FaustHOF.jpgThe Wyoming Aviation Hall of Fame honored its 28th inductee Sept. 28 at the Buffalo Bill Center of the West in Cody.

Elmer Faust, formerly of Cody, is the 2019 inductee. Faust’s major contributions to Wyoming aviation include his role in the development of aviation in Cody and the exceptional aircraft maintenance he provided to pilots throughout the Big Horn Basin and beyond.

Faust began flying in the 1920s in a Curtis Jenny. While working as an auto mechanic in Cody, Faust built his first airplane, a Corben Junior Ace, in his spare time.
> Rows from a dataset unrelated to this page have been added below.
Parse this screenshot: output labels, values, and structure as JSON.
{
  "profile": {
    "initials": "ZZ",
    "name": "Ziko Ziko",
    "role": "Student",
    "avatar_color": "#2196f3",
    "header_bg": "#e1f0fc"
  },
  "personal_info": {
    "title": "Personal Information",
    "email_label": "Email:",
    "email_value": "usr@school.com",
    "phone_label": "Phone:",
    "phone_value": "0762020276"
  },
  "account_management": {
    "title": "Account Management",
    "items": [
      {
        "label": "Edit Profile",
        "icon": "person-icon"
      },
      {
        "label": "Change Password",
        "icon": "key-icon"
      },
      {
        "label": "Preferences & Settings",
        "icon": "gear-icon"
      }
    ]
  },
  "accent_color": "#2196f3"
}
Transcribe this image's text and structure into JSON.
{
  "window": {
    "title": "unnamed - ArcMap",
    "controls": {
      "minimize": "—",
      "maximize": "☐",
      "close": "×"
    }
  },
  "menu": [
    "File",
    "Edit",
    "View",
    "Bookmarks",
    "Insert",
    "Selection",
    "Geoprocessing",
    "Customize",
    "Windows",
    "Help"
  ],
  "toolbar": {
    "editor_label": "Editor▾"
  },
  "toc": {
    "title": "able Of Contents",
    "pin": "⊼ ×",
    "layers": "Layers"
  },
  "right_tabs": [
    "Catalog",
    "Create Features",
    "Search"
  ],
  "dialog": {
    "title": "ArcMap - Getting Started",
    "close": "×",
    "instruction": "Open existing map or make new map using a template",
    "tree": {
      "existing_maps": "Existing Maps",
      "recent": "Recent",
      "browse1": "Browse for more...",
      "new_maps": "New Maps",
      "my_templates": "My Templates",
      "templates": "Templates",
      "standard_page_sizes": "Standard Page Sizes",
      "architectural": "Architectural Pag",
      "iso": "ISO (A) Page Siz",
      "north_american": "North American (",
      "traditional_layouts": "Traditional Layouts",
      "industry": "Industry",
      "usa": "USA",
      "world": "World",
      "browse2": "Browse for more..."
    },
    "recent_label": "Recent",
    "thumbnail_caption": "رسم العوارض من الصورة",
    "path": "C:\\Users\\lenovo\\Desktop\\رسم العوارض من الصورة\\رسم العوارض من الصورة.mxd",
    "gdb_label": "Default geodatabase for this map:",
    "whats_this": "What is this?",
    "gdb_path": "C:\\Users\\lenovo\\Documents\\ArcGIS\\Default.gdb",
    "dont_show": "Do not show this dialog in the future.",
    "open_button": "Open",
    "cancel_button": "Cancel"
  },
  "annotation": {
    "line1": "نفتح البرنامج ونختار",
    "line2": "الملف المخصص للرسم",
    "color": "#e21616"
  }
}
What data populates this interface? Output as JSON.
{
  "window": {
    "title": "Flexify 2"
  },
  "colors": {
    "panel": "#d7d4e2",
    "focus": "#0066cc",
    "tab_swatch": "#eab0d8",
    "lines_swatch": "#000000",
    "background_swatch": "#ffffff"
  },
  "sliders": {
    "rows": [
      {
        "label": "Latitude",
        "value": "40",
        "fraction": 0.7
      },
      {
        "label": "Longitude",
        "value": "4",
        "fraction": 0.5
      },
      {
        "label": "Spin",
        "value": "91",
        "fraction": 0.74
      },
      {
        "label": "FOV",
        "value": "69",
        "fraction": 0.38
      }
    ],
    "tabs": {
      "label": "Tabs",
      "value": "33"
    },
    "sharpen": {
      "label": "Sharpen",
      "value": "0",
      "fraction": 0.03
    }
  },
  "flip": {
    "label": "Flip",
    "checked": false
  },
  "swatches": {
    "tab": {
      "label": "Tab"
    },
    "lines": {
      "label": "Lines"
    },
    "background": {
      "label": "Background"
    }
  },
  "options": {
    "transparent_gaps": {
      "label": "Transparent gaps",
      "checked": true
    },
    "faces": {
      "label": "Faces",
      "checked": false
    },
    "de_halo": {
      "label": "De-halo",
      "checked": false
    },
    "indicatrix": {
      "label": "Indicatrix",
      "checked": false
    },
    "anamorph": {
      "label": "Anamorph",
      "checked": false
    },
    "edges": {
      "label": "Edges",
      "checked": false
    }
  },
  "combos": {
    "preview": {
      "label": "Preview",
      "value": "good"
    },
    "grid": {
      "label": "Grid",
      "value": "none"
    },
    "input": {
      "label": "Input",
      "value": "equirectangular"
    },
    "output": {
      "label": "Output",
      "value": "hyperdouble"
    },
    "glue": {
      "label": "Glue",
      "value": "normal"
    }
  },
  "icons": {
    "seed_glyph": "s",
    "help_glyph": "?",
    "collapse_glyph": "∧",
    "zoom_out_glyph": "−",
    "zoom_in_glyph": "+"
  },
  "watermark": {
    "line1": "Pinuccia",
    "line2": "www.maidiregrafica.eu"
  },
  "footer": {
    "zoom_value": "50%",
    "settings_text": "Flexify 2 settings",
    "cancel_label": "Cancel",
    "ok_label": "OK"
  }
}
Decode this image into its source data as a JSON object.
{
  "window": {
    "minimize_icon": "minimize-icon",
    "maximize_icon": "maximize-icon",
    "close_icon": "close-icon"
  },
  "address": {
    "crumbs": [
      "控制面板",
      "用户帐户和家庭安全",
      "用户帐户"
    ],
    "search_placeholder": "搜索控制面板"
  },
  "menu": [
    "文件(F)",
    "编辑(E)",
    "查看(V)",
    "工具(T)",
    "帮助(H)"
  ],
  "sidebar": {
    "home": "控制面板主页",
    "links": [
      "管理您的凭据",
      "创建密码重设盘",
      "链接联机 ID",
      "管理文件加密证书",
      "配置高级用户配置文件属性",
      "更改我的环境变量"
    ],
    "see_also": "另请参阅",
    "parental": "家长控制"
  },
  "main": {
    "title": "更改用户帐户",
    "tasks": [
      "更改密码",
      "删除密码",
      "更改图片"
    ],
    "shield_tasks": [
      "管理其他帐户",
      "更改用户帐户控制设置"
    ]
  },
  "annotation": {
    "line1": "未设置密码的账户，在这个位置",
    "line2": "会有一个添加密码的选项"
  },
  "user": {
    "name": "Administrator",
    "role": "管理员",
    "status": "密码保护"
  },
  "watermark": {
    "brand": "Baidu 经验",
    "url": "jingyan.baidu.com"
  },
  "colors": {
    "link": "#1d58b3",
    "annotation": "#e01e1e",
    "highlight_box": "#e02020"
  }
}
Rather than purchase the entire kit, he obtained a set of blueprints and an engine and relied on his mechanical skills to build the airplane. During the late 1920s and continuing into the 1930s, Faust, along with several other Cody residents, cleared a pasture of rocks and brush to form a landing strip and then used a truck to pull a drag to smooth the landing surface. Later, he constructed two hangars at the airstrip. Along with a hangar built by the city, these became the first structures at what would become the Cody airport. In honor of his efforts to help establish an airport, the terminal was named the E.E. Faust Terminal in 1992. 

Faust began providing aircraft maintenance in the late 1930s. In 1949, he formally established Cody Aero Service, and for many years was the only mechanic in the Big Horn Basin and surrounding area. Faust was awarded the Federal Aviation Administration Aviation Mechanic Citation for his efforts that contributed significantly to the safety and increased reliability in aviation maintenance and for his efforts toward improved maintenance practices. Faust’s mechanical abilities led to his strong interest in the mechanical aspects of aircraft, and though aircraft maintenance was his primary business, rebuilding older aircraft was his passion. He rebuilt aircraft including a 1937 Fairchild 24, 1928 Mono Coup and several Waco Aircraft Company (WACO) aircraft. A 1933 WACO UIC that he restored in 1976 for use in the oil pipeline industry in Casper eventually was donated to the Smithsonian’s Paul E. Garber Storage Facility, the National Air and Space Museum’s reserve collection of historically significant aircraft. Faust also built and modified a late-1940s Piper PA-12. When it was completed in 1954, this heavily modified airplane became known as the Faust 301 and was still flying in 2019. 

During World War II, Faust served his country as an instructor at Hancock College of Aeronautics in California where he taught aircraft mechanics and engines. This included being the lead instructor for a new program designed to train young women to be aircraft mechanics.

Born on Nov. 29, 1900, in the community of Otto, southeast of Cody, Faust grew up in Meeteetse and Cody and graduated from Cody High School. Faust passed away in Cody on March 24, 1989. 

The Wyoming Aviation Hall of Fame is a non-profit, publicly supported, tax-exempt organization dedicated to honoring individuals who have made outstanding contributions to the establishment, development and/or advancement of aviation in Wyoming. The organization comprises a board of directors and operates in conjunction with the Wyoming Aeronautics Commission. Founded in 1994 through the efforts of the late Red Kelso of Cheyenne, the Wyoming Aviation Hall of Fame held its first induction in 1995.

For more information about the hall of fame or to nominate an individual, please call Board Chairman John Waggener in Laramie at 307-766-2563.